[[ DATA PROVIDED, beginning ]]

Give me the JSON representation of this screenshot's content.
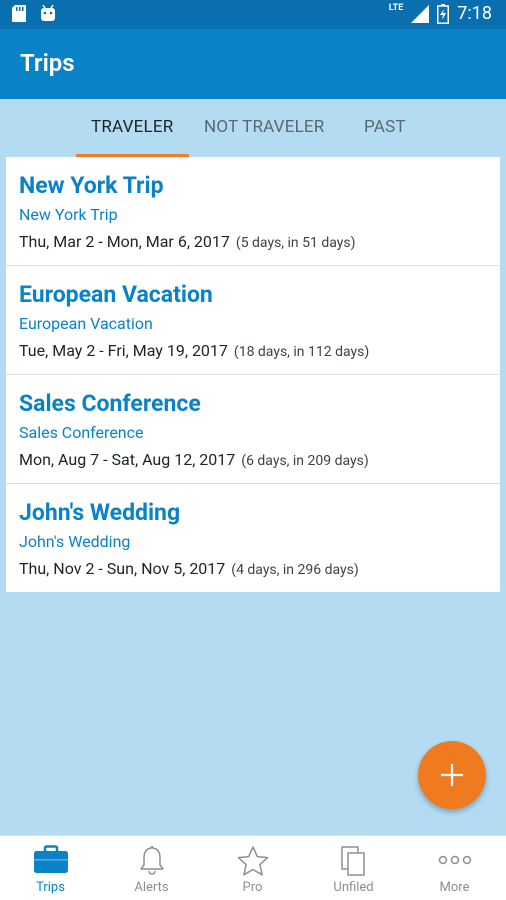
{
  "status_bar": {
    "network": "LTE",
    "time": "7:18"
  },
  "app_bar": {
    "title": "Trips"
  },
  "tabs": [
    {
      "label": "TRAVELER",
      "active": true
    },
    {
      "label": "NOT TRAVELER",
      "active": false
    },
    {
      "label": "PAST",
      "active": false
    }
  ],
  "trips": [
    {
      "name": "New York Trip",
      "subtitle": "New York Trip",
      "dates": "Thu, Mar 2 - Mon, Mar 6, 2017",
      "relative": "(5 days, in 51 days)"
    },
    {
      "name": "European Vacation",
      "subtitle": "European Vacation",
      "dates": "Tue, May 2 - Fri, May 19, 2017",
      "relative": "(18 days, in 112 days)"
    },
    {
      "name": "Sales Conference",
      "subtitle": "Sales Conference",
      "dates": "Mon, Aug 7 - Sat, Aug 12, 2017",
      "relative": "(6 days, in 209 days)"
    },
    {
      "name": "John's Wedding",
      "subtitle": "John's Wedding",
      "dates": "Thu, Nov 2 - Sun, Nov 5, 2017",
      "relative": "(4 days, in 296 days)"
    }
  ],
  "fab": {
    "icon": "plus-icon"
  },
  "bottom_nav": [
    {
      "label": "Trips",
      "icon": "briefcase-icon",
      "active": true
    },
    {
      "label": "Alerts",
      "icon": "bell-icon",
      "active": false
    },
    {
      "label": "Pro",
      "icon": "star-icon",
      "active": false
    },
    {
      "label": "Unfiled",
      "icon": "documents-icon",
      "active": false
    },
    {
      "label": "More",
      "icon": "more-dots-icon",
      "active": false
    }
  ],
  "colors": {
    "primary": "#0a82c8",
    "status_bar": "#0a6fae",
    "accent": "#f07a1f",
    "background": "#b3dcf2"
  }
}
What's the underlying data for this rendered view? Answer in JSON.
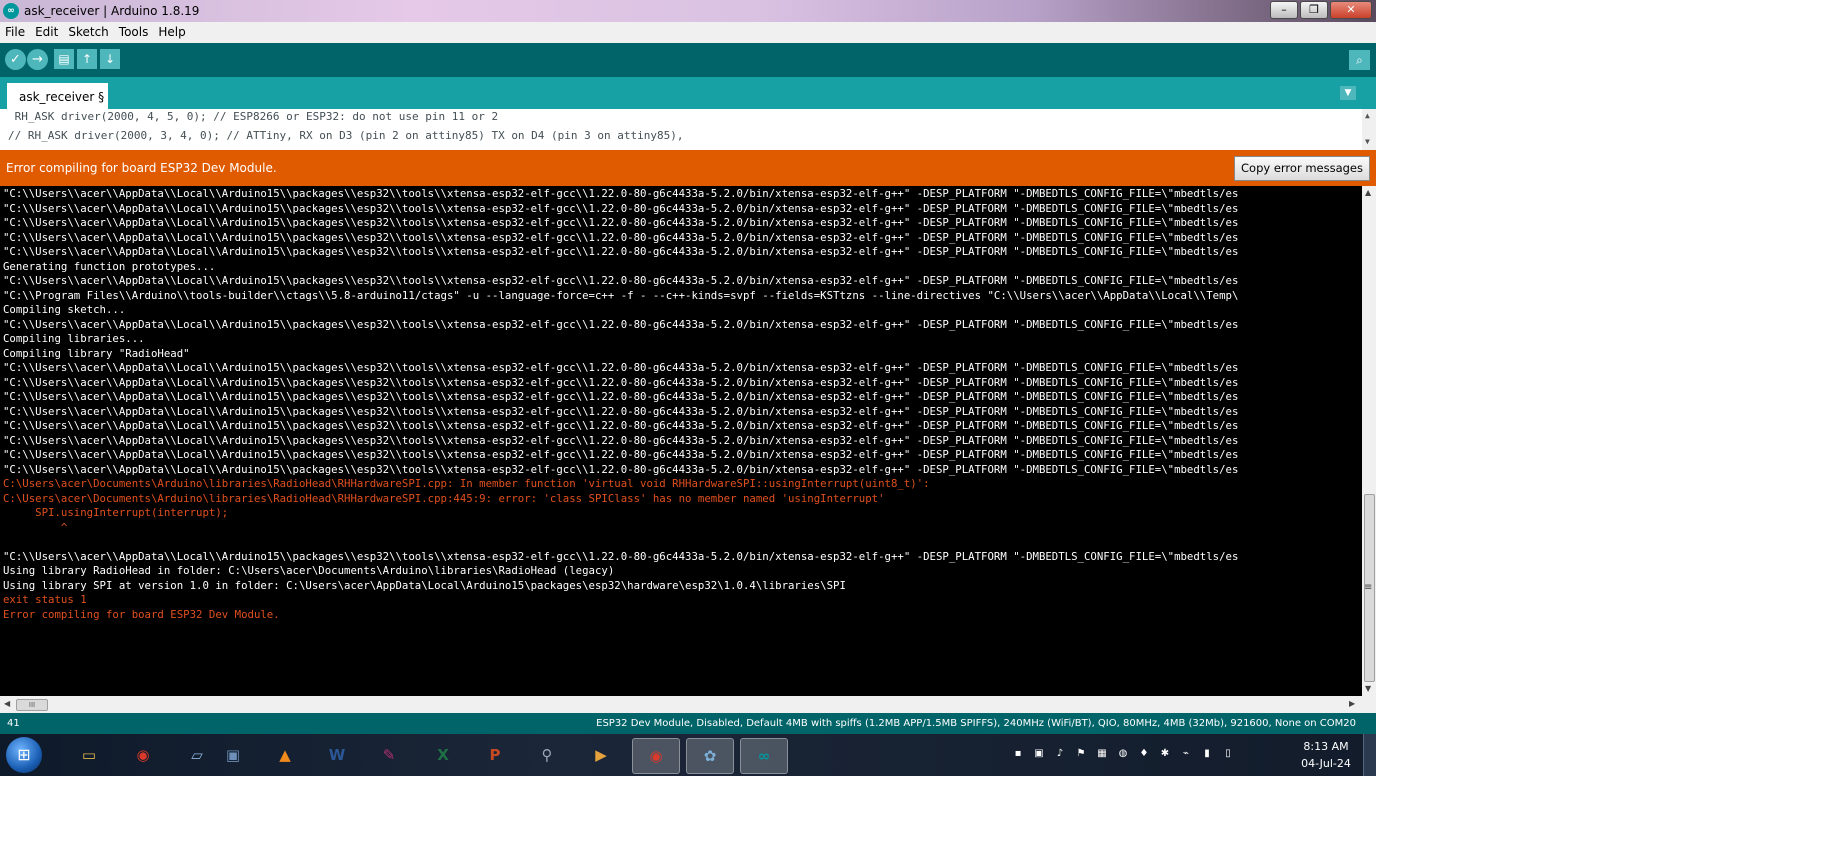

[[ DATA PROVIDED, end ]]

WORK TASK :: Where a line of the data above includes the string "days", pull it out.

RESPONSE AREA ::
      "relative": "(5 days, in 51 days)"
      "relative": "(18 days, in 112 days)"
      "relative": "(6 days, in 209 days)"
      "relative": "(4 days, in 296 days)"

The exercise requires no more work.